    cave canem literally translates as “beware of the dog”. This was a common sign on gates up to about 1950.

    caveat emptor literally translates as “let the buyer beware”. This legal maxim indicated that the responsibility was on the buyer to ensure that an article was suitable before leaving the shop, after which the shop had no obligation to accept a return and refund payment. In Australia, perhaps in the 1970s or thereabouts, legislators became unhappy with traders who gave unwarranted assurances to buyers who, having accepted the traders’ promises, found that the product was unsuitable. Traders were required to tell the truth or give a refund. Laws about merchantability also dented some of the force of caveat emptor.

    caveat literally translates as “let him/her/it beware” and means warning especially on the title to a property alerting any potential buyer to a mortgage or other encumbrance on the title.

    C.V. or CV is an abbreviation of the latin curriculum vitae and literally translates as “course of life.” it refers to the résumé that a person seeking employment provides to a prospective employer giving the jobseeker’s past educational and work history; contact details and often referees. It is interesting to note that CV is from Latin, résumé is from French, and that English does not seem to have a native word for this concept.

    e pluribus unum literally translates as “from many – one”. It is printed on all money in the USA and suggests many states forming one nation or many nationalities forming one culture.

    festina lente – this oxymoron literally translates as “make haste slowly”. It was a favourite saying of the highly successful emperor Augustus and warns you to balance speed with care to avoid making mistakes that will delay your project. An equivalent sentiment is expressed by: “There is never time to do it right; but there is always time to do it over.”

    post mortem literally translates as “after death” and means a coroner’s examination seeking the cause of a death.

    terra nullius literally translates as “empty land” and refers to the fiction that Australia was uninhabited prior to European settlement and was therefore free for the taking.

    age quod agis literally translates as “do[age], what[quod], you are doing[agis]”. Schools which use this as a motto give the meaning as “do what you are doing well” despite the fact that there is no bene meaning “well” in the Latin version. Another meaning is to “mind your own business” when spoken to someone who is clearly paying attention to your business instead of doing what they ought to be doing.

    in pace requiescat literally translates as “may he/she/it rest in peace”

    A.D. or AD comes from anno domini and literally translates as “in the year of the Lord”, meaning in the years since the birth of Christ.
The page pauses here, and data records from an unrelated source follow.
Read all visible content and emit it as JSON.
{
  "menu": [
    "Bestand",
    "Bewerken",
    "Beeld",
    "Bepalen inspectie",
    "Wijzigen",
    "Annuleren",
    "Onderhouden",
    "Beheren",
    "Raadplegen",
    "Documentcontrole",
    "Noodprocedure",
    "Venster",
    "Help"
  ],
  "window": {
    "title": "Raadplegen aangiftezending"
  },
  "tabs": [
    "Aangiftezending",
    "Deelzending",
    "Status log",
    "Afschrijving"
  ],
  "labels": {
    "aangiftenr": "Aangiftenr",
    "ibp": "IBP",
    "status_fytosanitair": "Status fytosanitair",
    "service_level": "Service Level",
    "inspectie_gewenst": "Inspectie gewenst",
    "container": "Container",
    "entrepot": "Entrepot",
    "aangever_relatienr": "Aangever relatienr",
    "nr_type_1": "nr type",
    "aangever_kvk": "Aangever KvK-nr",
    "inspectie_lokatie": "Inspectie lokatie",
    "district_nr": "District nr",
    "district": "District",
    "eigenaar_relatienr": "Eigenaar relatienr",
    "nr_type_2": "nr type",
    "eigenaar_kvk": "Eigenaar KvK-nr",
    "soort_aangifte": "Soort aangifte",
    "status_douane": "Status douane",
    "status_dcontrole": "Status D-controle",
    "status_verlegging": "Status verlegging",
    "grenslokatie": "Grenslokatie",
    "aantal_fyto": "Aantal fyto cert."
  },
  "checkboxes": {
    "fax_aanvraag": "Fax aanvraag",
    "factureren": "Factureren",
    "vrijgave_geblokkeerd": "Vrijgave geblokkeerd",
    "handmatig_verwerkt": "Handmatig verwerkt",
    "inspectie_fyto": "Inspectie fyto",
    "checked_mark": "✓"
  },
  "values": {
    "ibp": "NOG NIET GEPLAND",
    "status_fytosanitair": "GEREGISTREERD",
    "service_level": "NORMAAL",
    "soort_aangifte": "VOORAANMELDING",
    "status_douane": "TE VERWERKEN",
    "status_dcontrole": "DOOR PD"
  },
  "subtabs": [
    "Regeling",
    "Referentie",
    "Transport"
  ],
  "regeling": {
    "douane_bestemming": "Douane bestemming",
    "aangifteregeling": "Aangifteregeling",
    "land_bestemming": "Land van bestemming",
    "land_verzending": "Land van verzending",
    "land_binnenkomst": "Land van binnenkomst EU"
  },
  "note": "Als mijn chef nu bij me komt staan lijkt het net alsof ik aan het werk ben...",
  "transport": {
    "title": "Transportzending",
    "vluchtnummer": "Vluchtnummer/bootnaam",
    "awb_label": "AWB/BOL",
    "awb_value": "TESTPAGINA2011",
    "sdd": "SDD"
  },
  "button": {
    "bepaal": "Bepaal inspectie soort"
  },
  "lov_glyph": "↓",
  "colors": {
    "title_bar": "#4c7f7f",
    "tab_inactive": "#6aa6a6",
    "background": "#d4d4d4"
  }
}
Politically correct speak now uses C.E. instead. This is an English-only abbreviation for Common Era or Christian Era. The change from a usage that has more than a thousand years of lineage is ridiculous. The change from AD to CE is because non-Christians might be offended. Christians must of course give ground on this argument because they might in fact give offence in many ways by an assumption of superiority. The vast majority of non-Christians could not care less about AD or CE. If Christians do give offence by their various approaches then perhaps they ought to start showing some real consideration for others instead of paying lip service to some politically correct language changes.